**What is required**
Copy each line below that includes "cart".

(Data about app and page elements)
===
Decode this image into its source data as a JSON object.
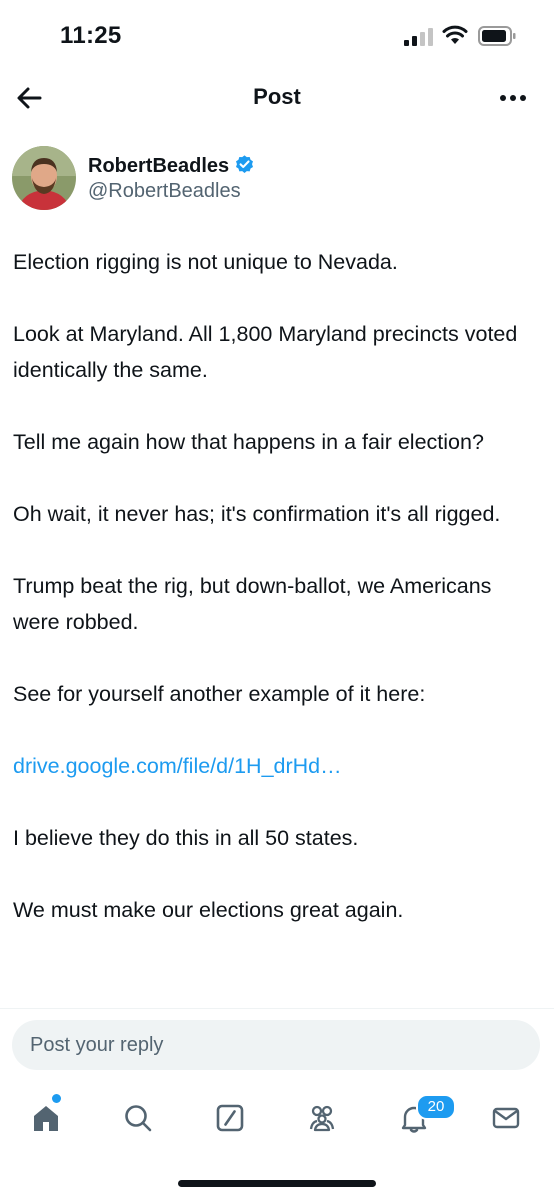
{
  "status_bar": {
    "time": "11:25"
  },
  "header": {
    "title": "Post"
  },
  "author": {
    "name": "RobertBeadles",
    "handle": "@RobertBeadles",
    "verified": true
  },
  "post": {
    "paragraphs": [
      "Election rigging is not unique to Nevada.",
      "Look at Maryland. All 1,800 Maryland precincts voted identically the same.",
      "Tell me again how that happens in a fair election?",
      "Oh wait, it never has; it's confirmation it's all rigged.",
      "Trump beat the rig, but down-ballot, we Americans were robbed.",
      "See for yourself another example of it here:"
    ],
    "link_text": "drive.google.com/file/d/1H_drHd…",
    "paragraphs_after_link": [
      "I believe they do this in all 50 states.",
      "We must make our elections great again."
    ]
  },
  "reply": {
    "placeholder": "Post your reply"
  },
  "tab_bar": {
    "tabs": [
      {
        "icon": "home-icon"
      },
      {
        "icon": "search-icon"
      },
      {
        "icon": "grok-icon"
      },
      {
        "icon": "communities-icon"
      },
      {
        "icon": "notifications-icon",
        "badge": "20"
      },
      {
        "icon": "messages-icon"
      }
    ]
  },
  "colors": {
    "accent": "#1d9bf0",
    "text": "#0f1419",
    "secondary": "#536471"
  }
}
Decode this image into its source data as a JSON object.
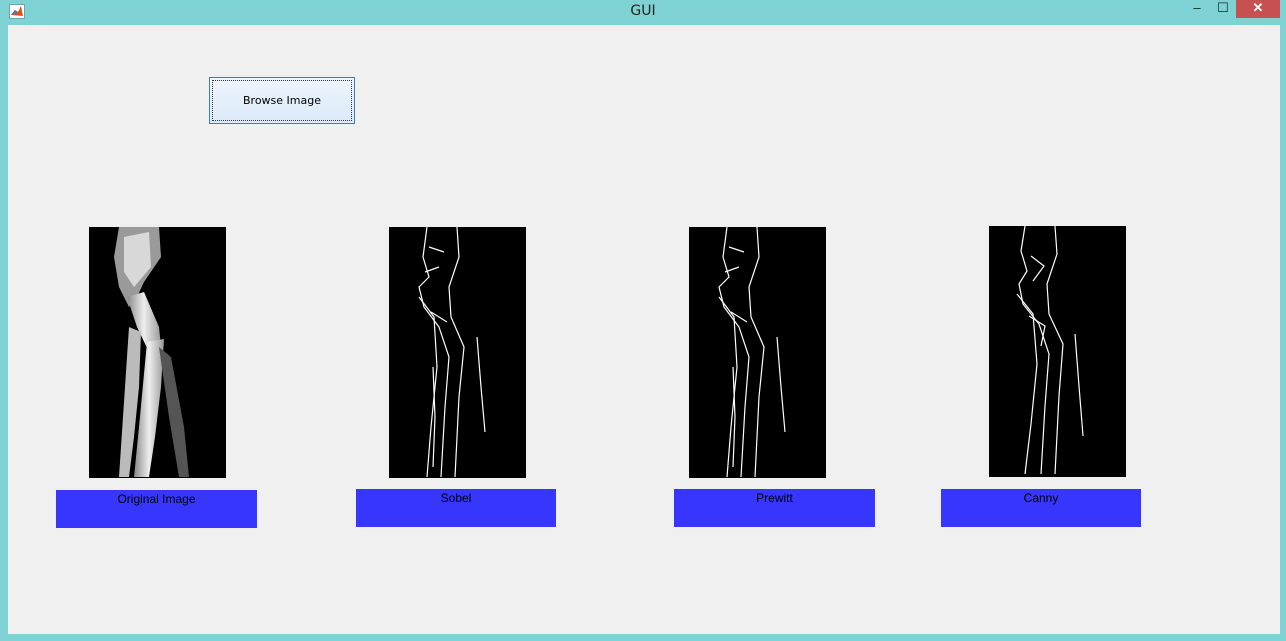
{
  "window": {
    "title": "GUI",
    "minimize_glyph": "–",
    "maximize_glyph": "☐",
    "close_glyph": "✕"
  },
  "toolbar": {
    "browse_label": "Browse Image"
  },
  "panels": [
    {
      "label": "Original Image",
      "icon": "xray-image"
    },
    {
      "label": "Sobel",
      "icon": "edge-map-image"
    },
    {
      "label": "Prewitt",
      "icon": "edge-map-image"
    },
    {
      "label": "Canny",
      "icon": "edge-map-image"
    }
  ],
  "colors": {
    "titlebar": "#7fd2d4",
    "label_bg": "#3636ff",
    "close": "#c75050",
    "client_bg": "#f0f0f0"
  }
}
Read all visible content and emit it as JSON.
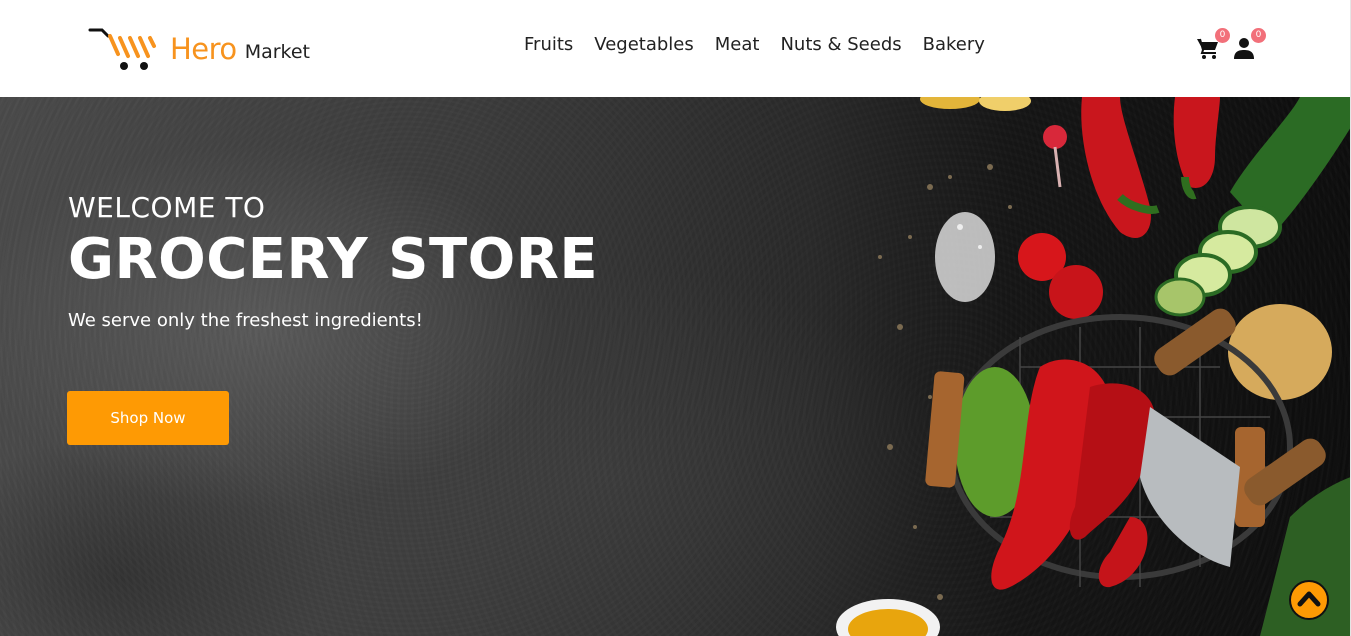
{
  "header": {
    "logo": {
      "hero": "Hero",
      "market": "Market",
      "icon": "shopping-cart-logo-icon"
    },
    "nav": [
      {
        "label": "Fruits"
      },
      {
        "label": "Vegetables"
      },
      {
        "label": "Meat"
      },
      {
        "label": "Nuts & Seeds"
      },
      {
        "label": "Bakery"
      }
    ],
    "cart": {
      "icon": "cart-icon",
      "count": "0"
    },
    "user": {
      "icon": "user-icon",
      "count": "0"
    }
  },
  "hero": {
    "welcome": "WELCOME TO",
    "title": "GROCERY STORE",
    "subtitle": "We serve only the freshest ingredients!",
    "cta": "Shop Now"
  },
  "scroll_top": {
    "icon": "chevron-up-icon"
  },
  "colors": {
    "accent": "#fe9a04",
    "brand": "#f7931e",
    "badge": "#f2707a",
    "text": "#222222"
  }
}
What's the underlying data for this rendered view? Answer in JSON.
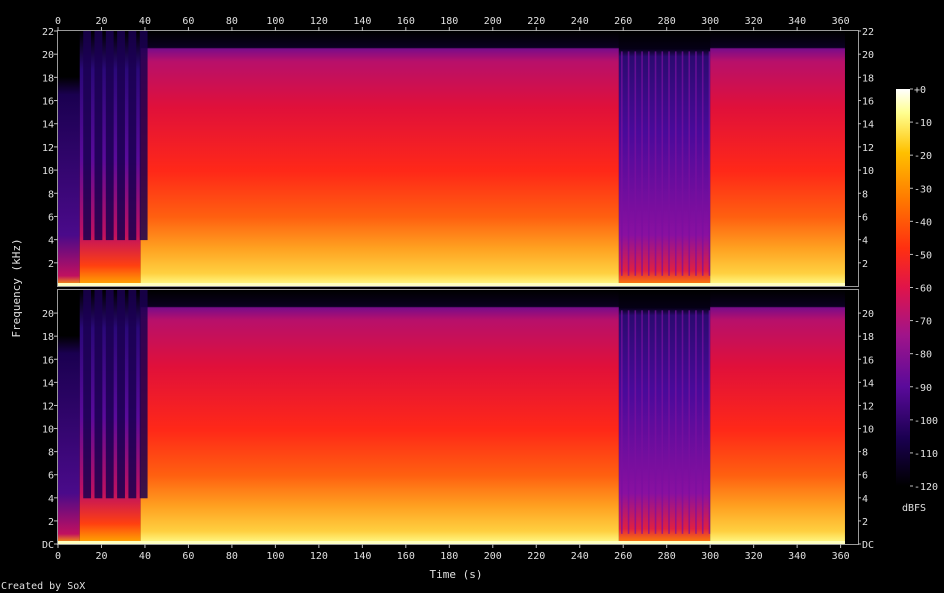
{
  "chart_data": {
    "type": "heatmap",
    "subtype": "spectrogram",
    "xlabel": "Time (s)",
    "ylabel": "Frequency (kHz)",
    "credit": "Created by SoX",
    "x_ticks": [
      0,
      20,
      40,
      60,
      80,
      100,
      120,
      140,
      160,
      180,
      200,
      220,
      240,
      260,
      280,
      300,
      320,
      340,
      360
    ],
    "xlim": [
      0,
      368
    ],
    "ylim": [
      0,
      22
    ],
    "y_ticks_top": [
      "2",
      "4",
      "6",
      "8",
      "10",
      "12",
      "14",
      "16",
      "18",
      "20",
      "22"
    ],
    "y_ticks_bottom": [
      "DC",
      "2",
      "4",
      "6",
      "8",
      "10",
      "12",
      "14",
      "16",
      "18",
      "20"
    ],
    "channels": 2,
    "colorbar": {
      "unit": "dBFS",
      "ticks": [
        "+0",
        "-10",
        "-20",
        "-30",
        "-40",
        "-50",
        "-60",
        "-70",
        "-80",
        "-90",
        "-100",
        "-110",
        "-120"
      ],
      "range": [
        -120,
        0
      ],
      "colors": [
        "#000000",
        "#1a0050",
        "#5a0a9a",
        "#a0148a",
        "#e0144a",
        "#ff3010",
        "#ff7800",
        "#ffc000",
        "#ffff90",
        "#ffffff"
      ]
    },
    "segments": [
      {
        "start": 0,
        "end": 10,
        "cutoff_khz": 18,
        "level": "quiet"
      },
      {
        "start": 10,
        "end": 38,
        "cutoff_khz": 20,
        "level": "sparse"
      },
      {
        "start": 38,
        "end": 258,
        "cutoff_khz": 20,
        "level": "loud"
      },
      {
        "start": 258,
        "end": 300,
        "cutoff_khz": 20,
        "level": "quiet"
      },
      {
        "start": 300,
        "end": 362,
        "cutoff_khz": 20,
        "level": "loud"
      }
    ]
  }
}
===
**Solution to this exercise**
      "icon": "shopping-cart-logo-icon"
    "cart": {
      "icon": "cart-icon",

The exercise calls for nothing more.